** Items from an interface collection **
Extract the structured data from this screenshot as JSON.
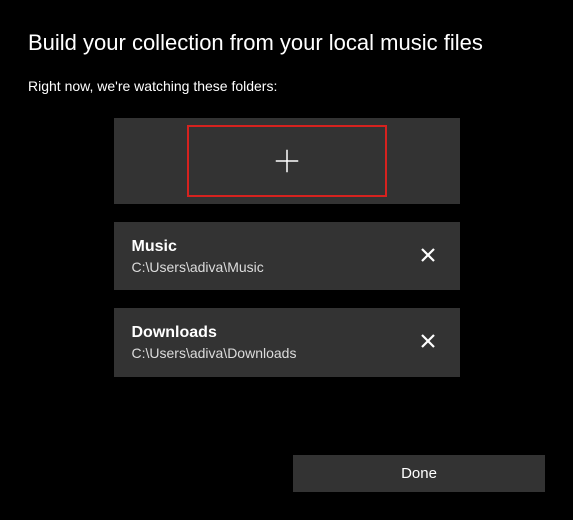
{
  "dialog": {
    "title": "Build your collection from your local music files",
    "subtitle": "Right now, we're watching these folders:",
    "add_icon": "plus-icon",
    "folders": [
      {
        "name": "Music",
        "path": "C:\\Users\\adiva\\Music"
      },
      {
        "name": "Downloads",
        "path": "C:\\Users\\adiva\\Downloads"
      }
    ],
    "done_label": "Done",
    "highlight_color": "#d6221f"
  }
}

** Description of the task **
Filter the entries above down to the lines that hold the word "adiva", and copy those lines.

** Solved problem **
        "path": "C:\\Users\\adiva\\Music"
        "path": "C:\\Users\\adiva\\Downloads"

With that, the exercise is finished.